- **Data under study**:

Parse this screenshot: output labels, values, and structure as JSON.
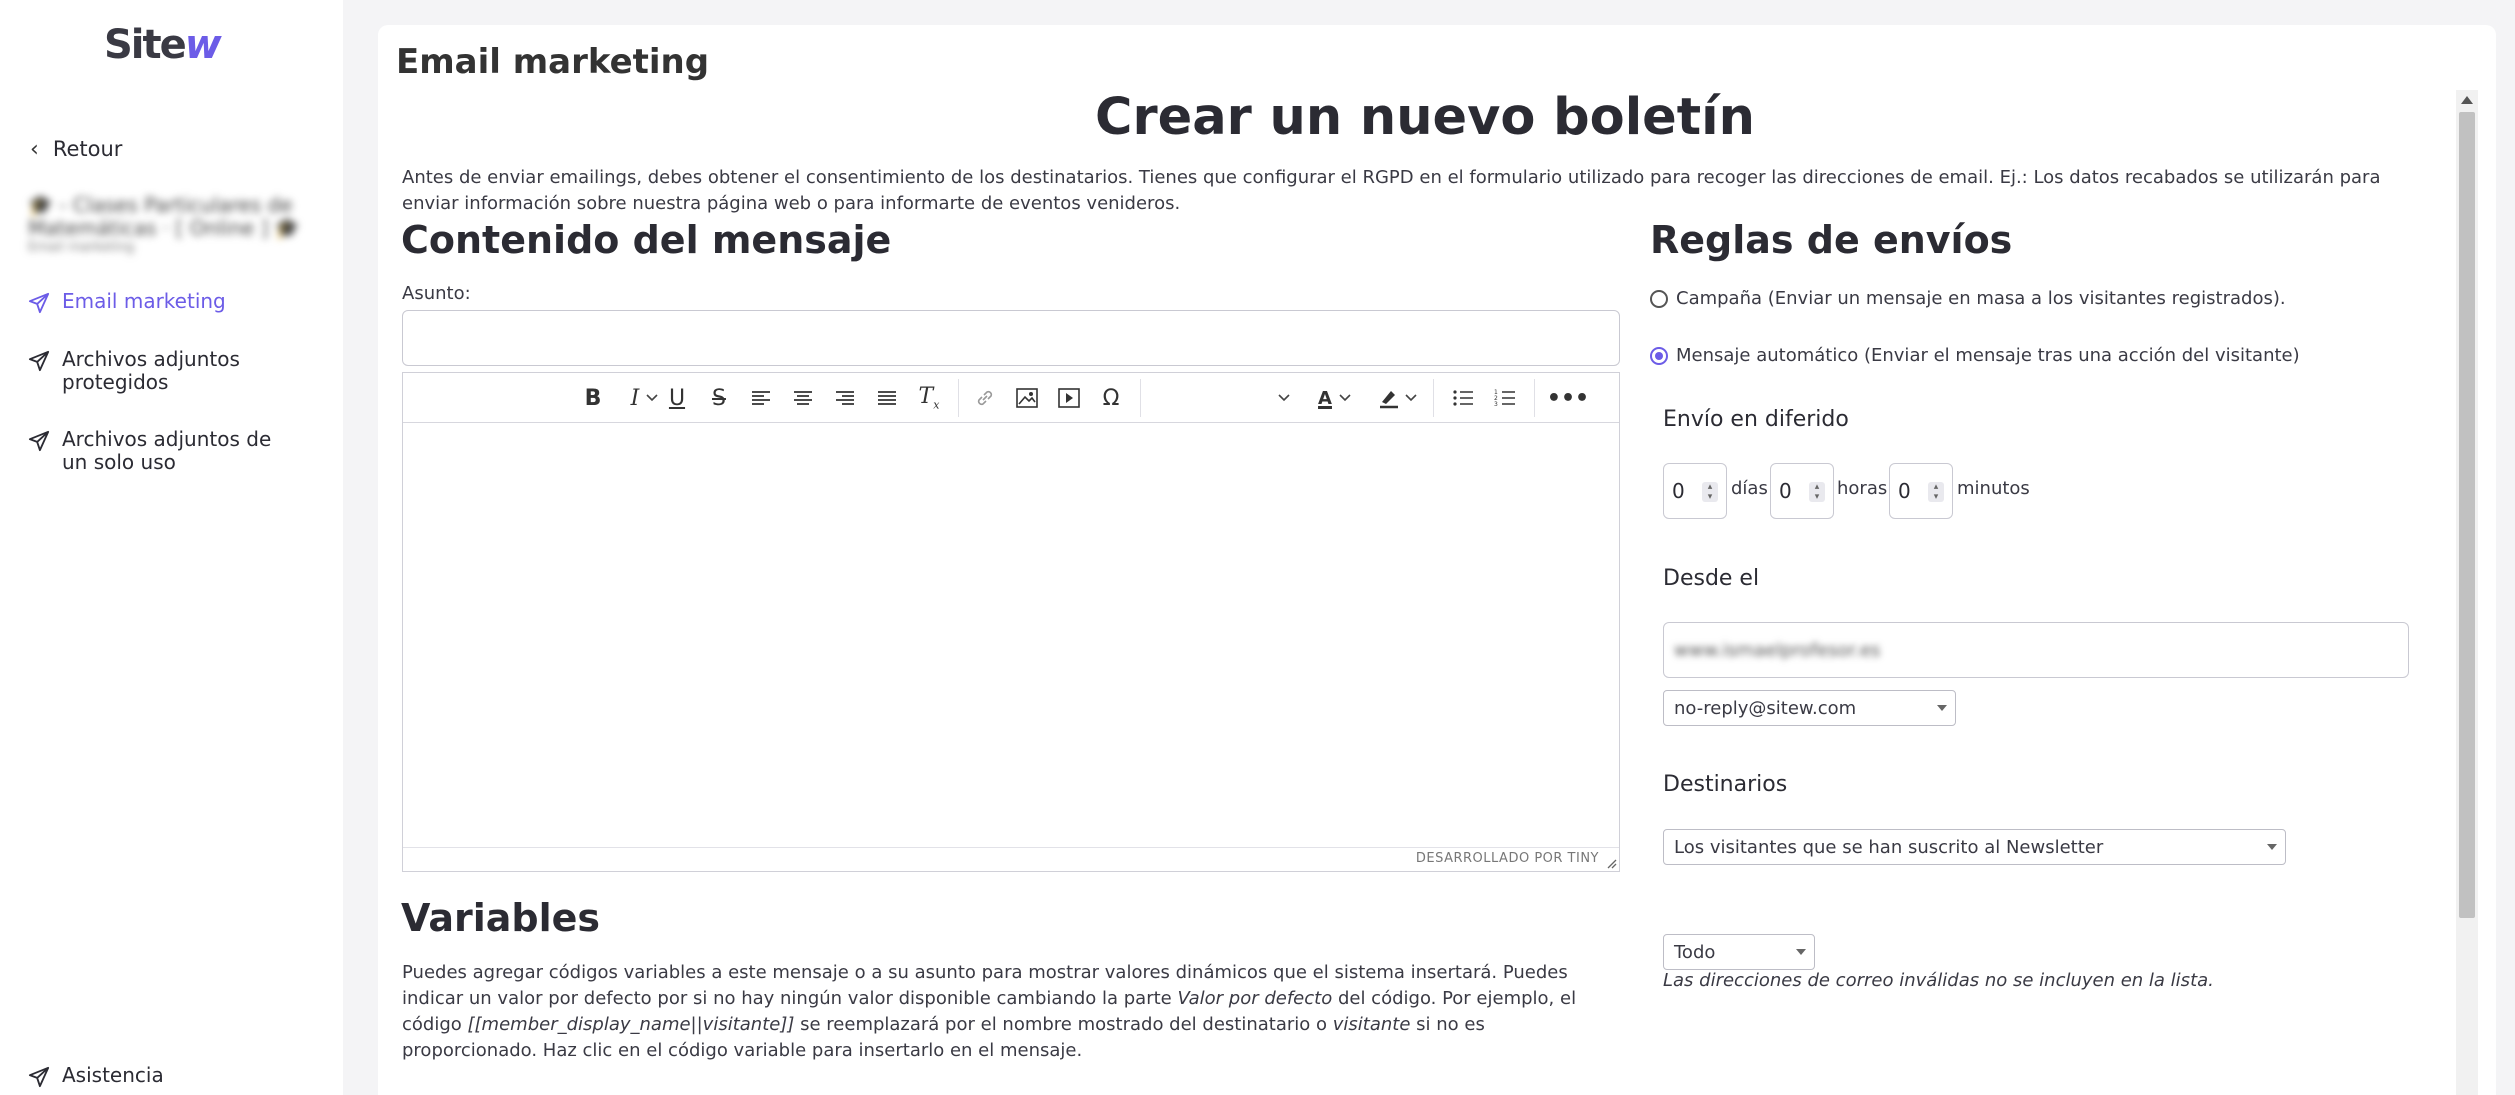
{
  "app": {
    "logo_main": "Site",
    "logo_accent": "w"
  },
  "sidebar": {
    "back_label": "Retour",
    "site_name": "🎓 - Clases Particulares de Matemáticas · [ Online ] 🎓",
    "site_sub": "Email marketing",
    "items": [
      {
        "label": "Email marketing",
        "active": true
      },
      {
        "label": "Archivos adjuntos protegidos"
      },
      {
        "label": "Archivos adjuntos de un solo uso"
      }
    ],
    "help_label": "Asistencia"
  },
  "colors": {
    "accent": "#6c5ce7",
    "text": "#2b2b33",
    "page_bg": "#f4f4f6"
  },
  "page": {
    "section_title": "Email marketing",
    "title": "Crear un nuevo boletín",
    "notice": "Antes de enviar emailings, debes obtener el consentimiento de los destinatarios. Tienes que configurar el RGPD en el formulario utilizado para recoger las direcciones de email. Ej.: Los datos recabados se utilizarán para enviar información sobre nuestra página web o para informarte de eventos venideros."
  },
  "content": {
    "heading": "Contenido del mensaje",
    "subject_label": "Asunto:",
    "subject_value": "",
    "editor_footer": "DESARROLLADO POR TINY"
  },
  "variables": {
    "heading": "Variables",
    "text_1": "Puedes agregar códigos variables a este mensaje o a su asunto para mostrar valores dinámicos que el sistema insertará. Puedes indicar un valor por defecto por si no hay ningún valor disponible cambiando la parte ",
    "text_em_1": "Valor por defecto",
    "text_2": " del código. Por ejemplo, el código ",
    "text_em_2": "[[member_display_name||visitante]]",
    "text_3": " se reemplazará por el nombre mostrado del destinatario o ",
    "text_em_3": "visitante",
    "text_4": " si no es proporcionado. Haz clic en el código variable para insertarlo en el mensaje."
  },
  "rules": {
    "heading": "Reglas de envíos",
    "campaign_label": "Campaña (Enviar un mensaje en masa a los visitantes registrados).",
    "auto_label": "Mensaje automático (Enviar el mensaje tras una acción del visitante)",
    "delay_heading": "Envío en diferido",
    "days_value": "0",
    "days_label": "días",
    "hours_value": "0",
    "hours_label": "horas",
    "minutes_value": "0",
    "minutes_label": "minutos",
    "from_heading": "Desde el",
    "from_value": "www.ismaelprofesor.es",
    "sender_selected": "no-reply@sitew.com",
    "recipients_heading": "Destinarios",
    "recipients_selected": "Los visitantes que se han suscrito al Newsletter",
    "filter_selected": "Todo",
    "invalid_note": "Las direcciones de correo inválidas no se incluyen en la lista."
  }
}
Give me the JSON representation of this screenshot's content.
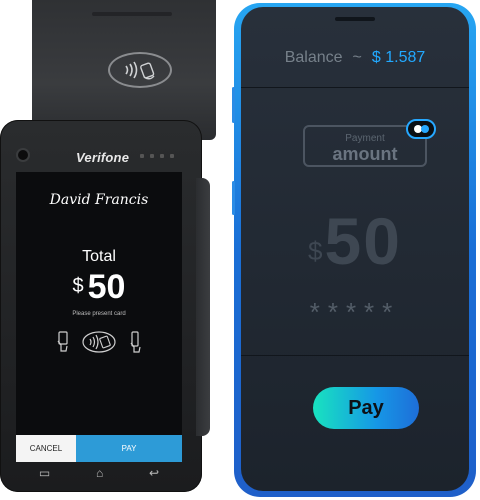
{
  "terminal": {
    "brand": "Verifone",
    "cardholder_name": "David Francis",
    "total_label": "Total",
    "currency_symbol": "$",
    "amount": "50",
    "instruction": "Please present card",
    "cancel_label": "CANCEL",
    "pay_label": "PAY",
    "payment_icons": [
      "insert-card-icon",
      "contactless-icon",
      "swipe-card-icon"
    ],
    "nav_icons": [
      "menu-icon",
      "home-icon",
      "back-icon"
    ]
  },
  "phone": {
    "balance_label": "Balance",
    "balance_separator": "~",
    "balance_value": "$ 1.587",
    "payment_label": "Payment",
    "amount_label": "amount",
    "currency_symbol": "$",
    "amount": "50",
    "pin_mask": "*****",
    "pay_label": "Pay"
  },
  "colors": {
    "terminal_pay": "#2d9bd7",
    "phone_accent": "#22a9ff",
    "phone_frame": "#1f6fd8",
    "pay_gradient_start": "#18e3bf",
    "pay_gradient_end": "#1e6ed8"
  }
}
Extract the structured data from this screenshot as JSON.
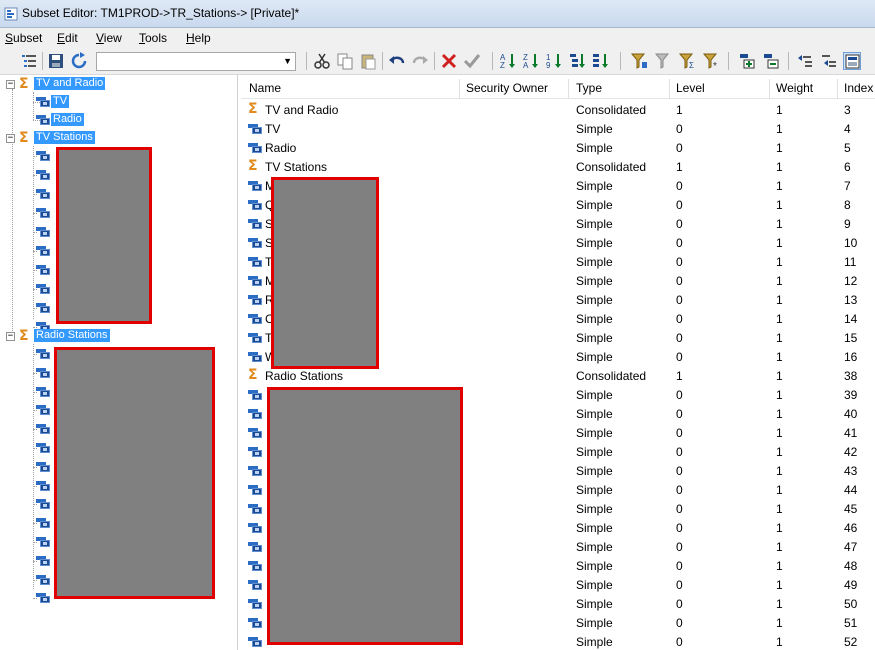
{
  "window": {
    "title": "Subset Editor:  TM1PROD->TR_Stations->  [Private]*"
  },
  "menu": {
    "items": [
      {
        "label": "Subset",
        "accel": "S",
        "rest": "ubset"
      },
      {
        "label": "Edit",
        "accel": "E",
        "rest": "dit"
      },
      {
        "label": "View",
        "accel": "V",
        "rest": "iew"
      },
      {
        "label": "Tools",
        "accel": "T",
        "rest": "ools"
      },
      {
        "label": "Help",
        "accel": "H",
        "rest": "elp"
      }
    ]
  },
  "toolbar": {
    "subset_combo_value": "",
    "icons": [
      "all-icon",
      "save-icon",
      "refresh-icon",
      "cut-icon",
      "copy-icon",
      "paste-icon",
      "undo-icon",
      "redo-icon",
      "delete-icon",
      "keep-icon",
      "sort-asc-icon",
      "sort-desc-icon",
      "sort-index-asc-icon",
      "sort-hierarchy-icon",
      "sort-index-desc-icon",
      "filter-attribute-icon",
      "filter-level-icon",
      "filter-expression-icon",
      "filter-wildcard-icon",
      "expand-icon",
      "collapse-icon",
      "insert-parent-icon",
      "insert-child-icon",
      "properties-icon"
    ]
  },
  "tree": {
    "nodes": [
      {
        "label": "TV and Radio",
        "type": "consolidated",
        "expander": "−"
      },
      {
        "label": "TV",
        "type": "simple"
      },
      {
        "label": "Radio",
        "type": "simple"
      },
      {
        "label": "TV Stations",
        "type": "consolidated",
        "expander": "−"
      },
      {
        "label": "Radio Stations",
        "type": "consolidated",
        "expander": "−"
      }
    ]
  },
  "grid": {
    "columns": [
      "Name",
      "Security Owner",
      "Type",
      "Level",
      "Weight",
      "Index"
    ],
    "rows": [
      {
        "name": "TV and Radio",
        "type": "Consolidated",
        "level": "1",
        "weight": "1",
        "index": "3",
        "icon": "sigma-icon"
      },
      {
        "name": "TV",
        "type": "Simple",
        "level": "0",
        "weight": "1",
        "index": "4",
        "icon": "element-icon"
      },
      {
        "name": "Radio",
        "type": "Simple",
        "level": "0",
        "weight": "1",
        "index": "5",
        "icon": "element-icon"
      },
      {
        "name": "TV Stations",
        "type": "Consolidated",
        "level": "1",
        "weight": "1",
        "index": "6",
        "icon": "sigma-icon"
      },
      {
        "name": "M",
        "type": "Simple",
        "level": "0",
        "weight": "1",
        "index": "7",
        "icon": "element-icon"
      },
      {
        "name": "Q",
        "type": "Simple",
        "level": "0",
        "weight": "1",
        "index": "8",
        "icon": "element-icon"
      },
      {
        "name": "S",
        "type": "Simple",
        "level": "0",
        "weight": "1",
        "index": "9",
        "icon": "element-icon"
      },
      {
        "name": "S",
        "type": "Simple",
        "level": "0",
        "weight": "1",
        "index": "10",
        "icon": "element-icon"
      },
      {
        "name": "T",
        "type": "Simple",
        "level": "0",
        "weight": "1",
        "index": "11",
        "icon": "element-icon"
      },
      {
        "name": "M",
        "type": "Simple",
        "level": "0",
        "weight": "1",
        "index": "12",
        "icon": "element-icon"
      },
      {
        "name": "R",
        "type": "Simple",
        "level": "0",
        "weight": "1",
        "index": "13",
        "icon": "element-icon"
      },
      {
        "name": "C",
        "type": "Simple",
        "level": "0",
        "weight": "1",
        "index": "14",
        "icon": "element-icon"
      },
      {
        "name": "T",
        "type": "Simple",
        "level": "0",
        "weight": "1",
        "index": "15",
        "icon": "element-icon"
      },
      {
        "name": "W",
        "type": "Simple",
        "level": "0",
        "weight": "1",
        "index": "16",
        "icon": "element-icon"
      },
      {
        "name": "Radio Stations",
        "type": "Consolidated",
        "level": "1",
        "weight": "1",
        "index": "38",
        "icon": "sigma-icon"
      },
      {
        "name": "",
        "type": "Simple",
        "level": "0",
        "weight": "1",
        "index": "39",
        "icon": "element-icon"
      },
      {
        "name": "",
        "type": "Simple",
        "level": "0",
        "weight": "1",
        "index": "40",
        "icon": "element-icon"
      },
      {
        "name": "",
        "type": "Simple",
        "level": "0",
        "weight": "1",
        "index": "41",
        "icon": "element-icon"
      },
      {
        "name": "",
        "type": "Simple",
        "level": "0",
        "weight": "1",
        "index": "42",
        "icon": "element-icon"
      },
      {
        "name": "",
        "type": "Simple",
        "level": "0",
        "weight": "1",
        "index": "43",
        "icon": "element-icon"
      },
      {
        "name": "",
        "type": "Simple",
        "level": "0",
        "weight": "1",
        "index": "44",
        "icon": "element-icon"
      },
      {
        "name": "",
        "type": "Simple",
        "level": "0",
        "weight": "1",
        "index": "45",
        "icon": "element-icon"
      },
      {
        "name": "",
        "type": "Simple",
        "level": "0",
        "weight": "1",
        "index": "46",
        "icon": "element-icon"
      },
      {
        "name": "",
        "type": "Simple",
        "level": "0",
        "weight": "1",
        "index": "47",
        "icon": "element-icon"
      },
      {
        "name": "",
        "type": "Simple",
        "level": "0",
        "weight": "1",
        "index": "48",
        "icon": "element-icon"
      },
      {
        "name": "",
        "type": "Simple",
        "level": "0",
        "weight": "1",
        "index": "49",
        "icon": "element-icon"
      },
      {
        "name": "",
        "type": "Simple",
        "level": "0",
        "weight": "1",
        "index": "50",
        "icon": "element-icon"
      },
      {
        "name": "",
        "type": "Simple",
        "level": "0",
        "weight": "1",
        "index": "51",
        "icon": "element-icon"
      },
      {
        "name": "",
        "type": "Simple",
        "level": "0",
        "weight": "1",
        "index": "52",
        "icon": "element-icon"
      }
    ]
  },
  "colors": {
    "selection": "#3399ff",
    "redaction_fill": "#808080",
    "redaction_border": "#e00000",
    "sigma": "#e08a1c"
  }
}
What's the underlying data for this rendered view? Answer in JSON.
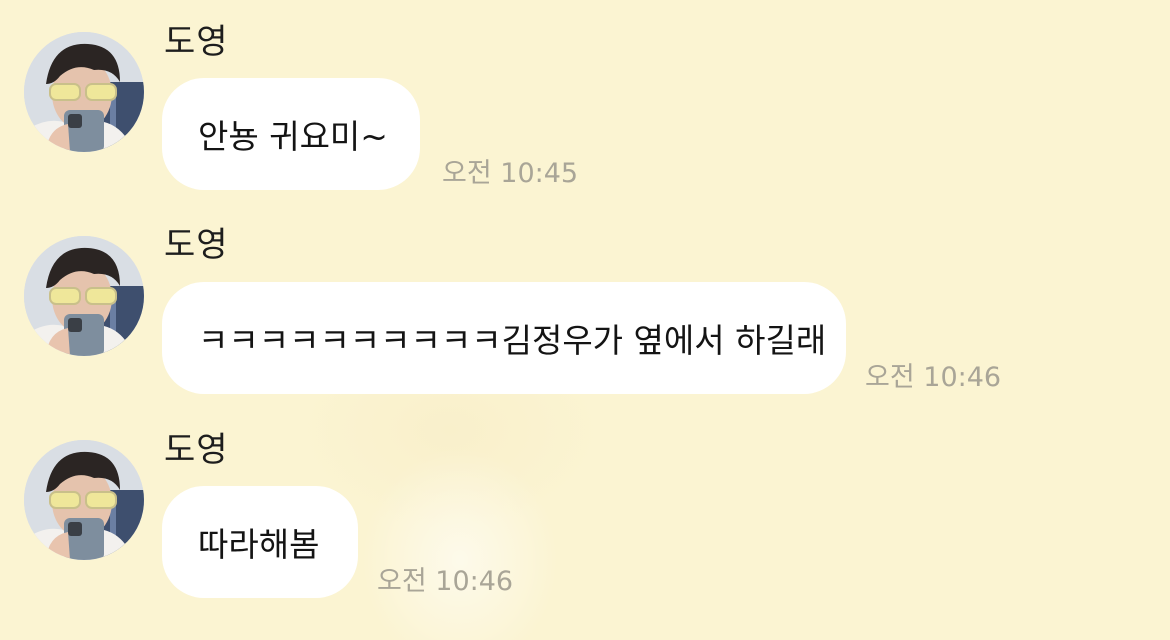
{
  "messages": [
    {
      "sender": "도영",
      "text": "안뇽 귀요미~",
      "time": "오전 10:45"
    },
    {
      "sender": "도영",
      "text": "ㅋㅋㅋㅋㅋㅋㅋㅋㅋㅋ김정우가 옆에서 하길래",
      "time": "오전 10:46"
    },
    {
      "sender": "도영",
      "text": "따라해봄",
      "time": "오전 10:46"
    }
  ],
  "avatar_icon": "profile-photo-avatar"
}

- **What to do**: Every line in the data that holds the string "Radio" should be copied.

- **Expected answer**:
        "label": "TV and Radio",
        "label": "Radio",
        "label": "Radio Stations",
        "name": "TV and Radio",
        "name": "Radio",
        "name": "Radio Stations",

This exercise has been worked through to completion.